### WORK INSTRUCTIONS
Print the listing below again. Change nothing.

### DATASET
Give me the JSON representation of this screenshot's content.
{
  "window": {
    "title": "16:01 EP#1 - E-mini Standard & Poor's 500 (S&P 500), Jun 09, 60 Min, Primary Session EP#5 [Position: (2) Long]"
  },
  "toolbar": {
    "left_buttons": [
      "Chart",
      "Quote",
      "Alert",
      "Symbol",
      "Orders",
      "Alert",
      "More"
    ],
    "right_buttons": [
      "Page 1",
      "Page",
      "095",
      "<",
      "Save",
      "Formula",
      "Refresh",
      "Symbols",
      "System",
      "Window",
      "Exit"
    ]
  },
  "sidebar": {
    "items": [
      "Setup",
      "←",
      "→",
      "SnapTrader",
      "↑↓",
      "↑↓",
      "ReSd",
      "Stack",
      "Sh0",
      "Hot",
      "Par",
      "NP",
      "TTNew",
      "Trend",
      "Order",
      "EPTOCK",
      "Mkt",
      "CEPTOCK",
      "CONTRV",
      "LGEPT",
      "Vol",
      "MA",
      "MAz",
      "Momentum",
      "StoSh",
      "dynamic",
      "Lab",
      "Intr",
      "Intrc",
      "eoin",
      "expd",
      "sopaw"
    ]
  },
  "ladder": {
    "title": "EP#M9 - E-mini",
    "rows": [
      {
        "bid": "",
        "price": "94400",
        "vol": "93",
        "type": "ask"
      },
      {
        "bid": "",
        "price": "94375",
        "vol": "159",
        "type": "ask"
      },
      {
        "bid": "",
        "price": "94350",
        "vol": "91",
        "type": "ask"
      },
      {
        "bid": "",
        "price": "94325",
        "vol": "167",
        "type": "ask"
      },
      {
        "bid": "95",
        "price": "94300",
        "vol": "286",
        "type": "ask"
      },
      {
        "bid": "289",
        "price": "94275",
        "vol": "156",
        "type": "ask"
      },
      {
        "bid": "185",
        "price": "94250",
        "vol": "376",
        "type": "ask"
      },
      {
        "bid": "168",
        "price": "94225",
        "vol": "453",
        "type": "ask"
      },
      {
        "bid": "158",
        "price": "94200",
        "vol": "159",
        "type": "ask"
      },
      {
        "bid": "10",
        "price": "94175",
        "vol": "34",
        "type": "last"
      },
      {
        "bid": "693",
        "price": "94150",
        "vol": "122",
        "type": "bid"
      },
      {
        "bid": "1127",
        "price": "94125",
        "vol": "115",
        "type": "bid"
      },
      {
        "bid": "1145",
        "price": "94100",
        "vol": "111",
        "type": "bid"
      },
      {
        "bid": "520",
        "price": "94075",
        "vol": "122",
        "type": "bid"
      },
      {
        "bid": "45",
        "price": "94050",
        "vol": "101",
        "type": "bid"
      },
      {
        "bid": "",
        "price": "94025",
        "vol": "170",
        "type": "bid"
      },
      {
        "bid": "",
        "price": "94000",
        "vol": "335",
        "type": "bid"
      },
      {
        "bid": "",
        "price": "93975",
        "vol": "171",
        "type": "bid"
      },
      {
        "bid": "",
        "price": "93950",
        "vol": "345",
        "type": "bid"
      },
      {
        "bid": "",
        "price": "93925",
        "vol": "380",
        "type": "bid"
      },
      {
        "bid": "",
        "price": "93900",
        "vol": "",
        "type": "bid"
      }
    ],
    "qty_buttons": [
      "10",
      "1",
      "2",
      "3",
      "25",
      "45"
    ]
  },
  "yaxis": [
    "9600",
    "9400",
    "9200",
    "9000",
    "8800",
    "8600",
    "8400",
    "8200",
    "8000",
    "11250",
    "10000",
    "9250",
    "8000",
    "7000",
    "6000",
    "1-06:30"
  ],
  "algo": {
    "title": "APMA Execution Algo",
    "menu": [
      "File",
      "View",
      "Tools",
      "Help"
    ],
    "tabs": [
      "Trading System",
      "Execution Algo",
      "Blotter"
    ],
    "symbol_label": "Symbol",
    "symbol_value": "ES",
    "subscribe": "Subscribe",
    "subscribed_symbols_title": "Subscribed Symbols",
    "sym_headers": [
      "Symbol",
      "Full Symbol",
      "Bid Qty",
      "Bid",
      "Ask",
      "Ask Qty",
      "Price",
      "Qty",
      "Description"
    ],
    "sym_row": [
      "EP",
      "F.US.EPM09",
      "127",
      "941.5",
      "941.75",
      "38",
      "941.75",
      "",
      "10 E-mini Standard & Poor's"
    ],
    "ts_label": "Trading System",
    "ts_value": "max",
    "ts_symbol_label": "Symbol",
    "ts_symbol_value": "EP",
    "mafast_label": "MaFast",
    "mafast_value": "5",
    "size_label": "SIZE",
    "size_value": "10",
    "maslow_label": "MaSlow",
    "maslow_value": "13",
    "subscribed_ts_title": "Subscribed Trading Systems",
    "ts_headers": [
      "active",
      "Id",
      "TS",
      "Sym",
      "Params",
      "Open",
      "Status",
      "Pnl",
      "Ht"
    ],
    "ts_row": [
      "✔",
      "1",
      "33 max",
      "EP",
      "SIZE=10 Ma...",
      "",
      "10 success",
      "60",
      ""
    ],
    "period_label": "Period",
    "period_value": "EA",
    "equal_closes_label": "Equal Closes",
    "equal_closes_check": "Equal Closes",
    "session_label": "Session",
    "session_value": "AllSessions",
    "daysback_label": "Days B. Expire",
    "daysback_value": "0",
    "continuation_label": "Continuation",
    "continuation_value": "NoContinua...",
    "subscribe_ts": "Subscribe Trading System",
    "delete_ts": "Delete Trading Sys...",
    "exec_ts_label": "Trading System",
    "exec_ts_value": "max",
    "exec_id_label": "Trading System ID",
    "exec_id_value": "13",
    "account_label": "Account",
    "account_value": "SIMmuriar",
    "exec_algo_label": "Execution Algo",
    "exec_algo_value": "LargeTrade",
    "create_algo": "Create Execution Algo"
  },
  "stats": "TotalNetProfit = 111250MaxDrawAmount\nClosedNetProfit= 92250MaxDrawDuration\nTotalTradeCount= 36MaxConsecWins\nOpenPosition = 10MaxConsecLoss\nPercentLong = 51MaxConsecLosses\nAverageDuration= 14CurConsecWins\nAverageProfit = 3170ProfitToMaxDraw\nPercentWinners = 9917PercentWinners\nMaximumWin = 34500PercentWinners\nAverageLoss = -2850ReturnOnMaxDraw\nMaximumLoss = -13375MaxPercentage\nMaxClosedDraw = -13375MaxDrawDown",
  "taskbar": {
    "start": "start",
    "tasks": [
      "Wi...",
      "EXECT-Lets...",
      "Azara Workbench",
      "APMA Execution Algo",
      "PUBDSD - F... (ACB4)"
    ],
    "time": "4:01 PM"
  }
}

### WRITTEN ANSWER
Give me the JSON representation of this screenshot's content.
{
  "window": {
    "title": "16:01 EP#1 - E-mini Standard & Poor's 500 (S&P 500), Jun 09, 60 Min, Primary Session EP#5 [Position: (2) Long]"
  },
  "toolbar": {
    "left_buttons": [
      "Chart",
      "Quote",
      "Alert",
      "Symbol",
      "Orders",
      "Alert",
      "More"
    ],
    "right_buttons": [
      "Page 1",
      "Page",
      "095",
      "<",
      "Save",
      "Formula",
      "Refresh",
      "Symbols",
      "System",
      "Window",
      "Exit"
    ]
  },
  "sidebar": {
    "items": [
      "Setup",
      "←",
      "→",
      "SnapTrader",
      "↑↓",
      "↑↓",
      "ReSd",
      "Stack",
      "Sh0",
      "Hot",
      "Par",
      "NP",
      "TTNew",
      "Trend",
      "Order",
      "EPTOCK",
      "Mkt",
      "CEPTOCK",
      "CONTRV",
      "LGEPT",
      "Vol",
      "MA",
      "MAz",
      "Momentum",
      "StoSh",
      "dynamic",
      "Lab",
      "Intr",
      "Intrc",
      "eoin",
      "expd",
      "sopaw"
    ]
  },
  "ladder": {
    "title": "EP#M9 - E-mini",
    "rows": [
      {
        "bid": "",
        "price": "94400",
        "vol": "93",
        "type": "ask"
      },
      {
        "bid": "",
        "price": "94375",
        "vol": "159",
        "type": "ask"
      },
      {
        "bid": "",
        "price": "94350",
        "vol": "91",
        "type": "ask"
      },
      {
        "bid": "",
        "price": "94325",
        "vol": "167",
        "type": "ask"
      },
      {
        "bid": "95",
        "price": "94300",
        "vol": "286",
        "type": "ask"
      },
      {
        "bid": "289",
        "price": "94275",
        "vol": "156",
        "type": "ask"
      },
      {
        "bid": "185",
        "price": "94250",
        "vol": "376",
        "type": "ask"
      },
      {
        "bid": "168",
        "price": "94225",
        "vol": "453",
        "type": "ask"
      },
      {
        "bid": "158",
        "price": "94200",
        "vol": "159",
        "type": "ask"
      },
      {
        "bid": "10",
        "price": "94175",
        "vol": "34",
        "type": "last"
      },
      {
        "bid": "693",
        "price": "94150",
        "vol": "122",
        "type": "bid"
      },
      {
        "bid": "1127",
        "price": "94125",
        "vol": "115",
        "type": "bid"
      },
      {
        "bid": "1145",
        "price": "94100",
        "vol": "111",
        "type": "bid"
      },
      {
        "bid": "520",
        "price": "94075",
        "vol": "122",
        "type": "bid"
      },
      {
        "bid": "45",
        "price": "94050",
        "vol": "101",
        "type": "bid"
      },
      {
        "bid": "",
        "price": "94025",
        "vol": "170",
        "type": "bid"
      },
      {
        "bid": "",
        "price": "94000",
        "vol": "335",
        "type": "bid"
      },
      {
        "bid": "",
        "price": "93975",
        "vol": "171",
        "type": "bid"
      },
      {
        "bid": "",
        "price": "93950",
        "vol": "345",
        "type": "bid"
      },
      {
        "bid": "",
        "price": "93925",
        "vol": "380",
        "type": "bid"
      },
      {
        "bid": "",
        "price": "93900",
        "vol": "",
        "type": "bid"
      }
    ],
    "qty_buttons": [
      "10",
      "1",
      "2",
      "3",
      "25",
      "45"
    ]
  },
  "yaxis": [
    "9600",
    "9400",
    "9200",
    "9000",
    "8800",
    "8600",
    "8400",
    "8200",
    "8000",
    "11250",
    "10000",
    "9250",
    "8000",
    "7000",
    "6000",
    "1-06:30"
  ],
  "algo": {
    "title": "APMA Execution Algo",
    "menu": [
      "File",
      "View",
      "Tools",
      "Help"
    ],
    "tabs": [
      "Trading System",
      "Execution Algo",
      "Blotter"
    ],
    "symbol_label": "Symbol",
    "symbol_value": "ES",
    "subscribe": "Subscribe",
    "subscribed_symbols_title": "Subscribed Symbols",
    "sym_headers": [
      "Symbol",
      "Full Symbol",
      "Bid Qty",
      "Bid",
      "Ask",
      "Ask Qty",
      "Price",
      "Qty",
      "Description"
    ],
    "sym_row": [
      "EP",
      "F.US.EPM09",
      "127",
      "941.5",
      "941.75",
      "38",
      "941.75",
      "",
      "10 E-mini Standard & Poor's"
    ],
    "ts_label": "Trading System",
    "ts_value": "max",
    "ts_symbol_label": "Symbol",
    "ts_symbol_value": "EP",
    "mafast_label": "MaFast",
    "mafast_value": "5",
    "size_label": "SIZE",
    "size_value": "10",
    "maslow_label": "MaSlow",
    "maslow_value": "13",
    "subscribed_ts_title": "Subscribed Trading Systems",
    "ts_headers": [
      "active",
      "Id",
      "TS",
      "Sym",
      "Params",
      "Open",
      "Status",
      "Pnl",
      "Ht"
    ],
    "ts_row": [
      "✔",
      "1",
      "33 max",
      "EP",
      "SIZE=10 Ma...",
      "",
      "10 success",
      "60",
      ""
    ],
    "period_label": "Period",
    "period_value": "EA",
    "equal_closes_label": "Equal Closes",
    "equal_closes_check": "Equal Closes",
    "session_label": "Session",
    "session_value": "AllSessions",
    "daysback_label": "Days B. Expire",
    "daysback_value": "0",
    "continuation_label": "Continuation",
    "continuation_value": "NoContinua...",
    "subscribe_ts": "Subscribe Trading System",
    "delete_ts": "Delete Trading Sys...",
    "exec_ts_label": "Trading System",
    "exec_ts_value": "max",
    "exec_id_label": "Trading System ID",
    "exec_id_value": "13",
    "account_label": "Account",
    "account_value": "SIMmuriar",
    "exec_algo_label": "Execution Algo",
    "exec_algo_value": "LargeTrade",
    "create_algo": "Create Execution Algo"
  },
  "stats": "TotalNetProfit = 111250MaxDrawAmount\nClosedNetProfit= 92250MaxDrawDuration\nTotalTradeCount= 36MaxConsecWins\nOpenPosition = 10MaxConsecLoss\nPercentLong = 51MaxConsecLosses\nAverageDuration= 14CurConsecWins\nAverageProfit = 3170ProfitToMaxDraw\nPercentWinners = 9917PercentWinners\nMaximumWin = 34500PercentWinners\nAverageLoss = -2850ReturnOnMaxDraw\nMaximumLoss = -13375MaxPercentage\nMaxClosedDraw = -13375MaxDrawDown",
  "taskbar": {
    "start": "start",
    "tasks": [
      "Wi...",
      "EXECT-Lets...",
      "Azara Workbench",
      "APMA Execution Algo",
      "PUBDSD - F... (ACB4)"
    ],
    "time": "4:01 PM"
  }
}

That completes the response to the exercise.